Special issue call for papers: Refugees and Digital Work
Please consider submitting an abstract for the following special issue:
Call for Articles: Special Issue on Refugees and Digital Work
Aimed at: Development and Change
Digital transformations are currently reshaping labour markets and employme= nt opportunities around the world. Some suggest that online work platforms = and the so-called =91gig economy=92 are now planetary in scope, promising a= ccess to work for anyone with an internet connection and some skills. Howev= er, to what extent does that hold true for the world=92s refugees?
Parallel to this spread of digital opportunities, refugee self-reliance has= now become one of the leading mantras in global refugee governance and int= ernational development. A plethora of programmes and initiatives have there= fore tapped into a pool of digital opportunities for livelihood provision a= nd skills training among displaced persons and host communities. However, t= heir scope, methods, and outcomes remain underexplored in both academia and= policy.

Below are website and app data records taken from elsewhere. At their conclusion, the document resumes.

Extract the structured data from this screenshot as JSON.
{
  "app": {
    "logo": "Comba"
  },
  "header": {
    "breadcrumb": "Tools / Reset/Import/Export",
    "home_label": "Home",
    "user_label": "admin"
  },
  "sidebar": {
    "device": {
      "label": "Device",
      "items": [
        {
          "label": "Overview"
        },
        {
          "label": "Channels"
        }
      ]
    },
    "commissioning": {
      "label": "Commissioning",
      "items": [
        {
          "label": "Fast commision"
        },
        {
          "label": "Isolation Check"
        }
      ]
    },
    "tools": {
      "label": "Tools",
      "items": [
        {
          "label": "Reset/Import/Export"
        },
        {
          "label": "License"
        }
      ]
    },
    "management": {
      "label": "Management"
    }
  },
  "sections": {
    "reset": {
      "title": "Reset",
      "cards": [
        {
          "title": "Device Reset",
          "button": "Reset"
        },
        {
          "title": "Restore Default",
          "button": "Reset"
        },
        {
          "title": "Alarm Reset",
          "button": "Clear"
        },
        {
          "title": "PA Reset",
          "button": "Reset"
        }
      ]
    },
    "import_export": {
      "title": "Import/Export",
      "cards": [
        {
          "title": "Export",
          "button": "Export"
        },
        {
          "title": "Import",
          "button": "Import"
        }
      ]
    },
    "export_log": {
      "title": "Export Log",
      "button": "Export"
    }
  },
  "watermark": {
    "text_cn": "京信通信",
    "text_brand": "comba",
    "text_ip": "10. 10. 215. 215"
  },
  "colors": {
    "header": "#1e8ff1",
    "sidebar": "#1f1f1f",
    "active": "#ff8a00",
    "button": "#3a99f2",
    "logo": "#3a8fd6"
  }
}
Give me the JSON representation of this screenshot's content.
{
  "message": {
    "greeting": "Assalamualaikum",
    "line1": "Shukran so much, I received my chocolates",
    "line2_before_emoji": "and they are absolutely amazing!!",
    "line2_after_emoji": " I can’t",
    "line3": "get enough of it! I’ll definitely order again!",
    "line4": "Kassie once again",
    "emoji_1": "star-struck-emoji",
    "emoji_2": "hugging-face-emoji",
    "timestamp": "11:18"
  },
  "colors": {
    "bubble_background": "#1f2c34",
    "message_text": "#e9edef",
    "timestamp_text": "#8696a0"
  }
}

This special issue will explore the diverse implications of this transforma= tion on refugees, who often face severe restrictions to economic activity, = financial inclusion, and a limited right to work. Particular consideration = will be given to critical contributions that are rooted in empirical resear= ch and offer insights linking important debates in the international develo= pment literature on refugee economies, livelihoods, and digital work.
Articles might address one of the following questions: What do particular c= ase studies tell us about the unique relationship between forced displaceme= nt and digital economies? How does the inclusion of refugees, and a perspec= tive grounded in their experience, change established views on digital econ= omies and the future of decent work? How do digital economies reshape the r= ole of work within increasingly prolonged conditions of forced displacement= ? What are the risks and opportunities of digital work for refugees?
Other themes articles might address may include the following:
- Digital refugee livelihoods and the decent work agenda
- Digital skills training or remote job-mentoring
- Freelancing and online entrepreneurialism
- Working conditions and social protection
- Informal means of digital work (e.g. social media platforms)
- Refugees=92 involvement in the informal or illicit digital economy
- Gender dimensions of digital work
- Barriers to digital access and/or financial inclusion
- The interaction between host country legal and social environments an= d digital economies
These questions and issues are for guidance only and should not be consider= ed exclusive of other important themes.
If you are interested in contributing to this issue, please submit the foll= owing to the issue editors by Friday, January 10, 2020:
- A 500-750 word abstract including main research question, details on = the empirical research, theoretical contribution, research methods, main fi= ndings, and conclusions
- Author CV
Tentative deadline for full-length articles: May 2020
Special issue editors:
Dr Andreas Hackl, Social Anthropology, University of Edinburgh
Dr Evan Easton-Calabria, Refugee Studies Centre, University of Oxford
Dr Andreas Hackl Lecturer, Social Anthropology School of Social and Political Science University of Edinburgh, UK
The University of Edinburgh is a charitable body, registered in Scotland, w= ith registration number SC005336.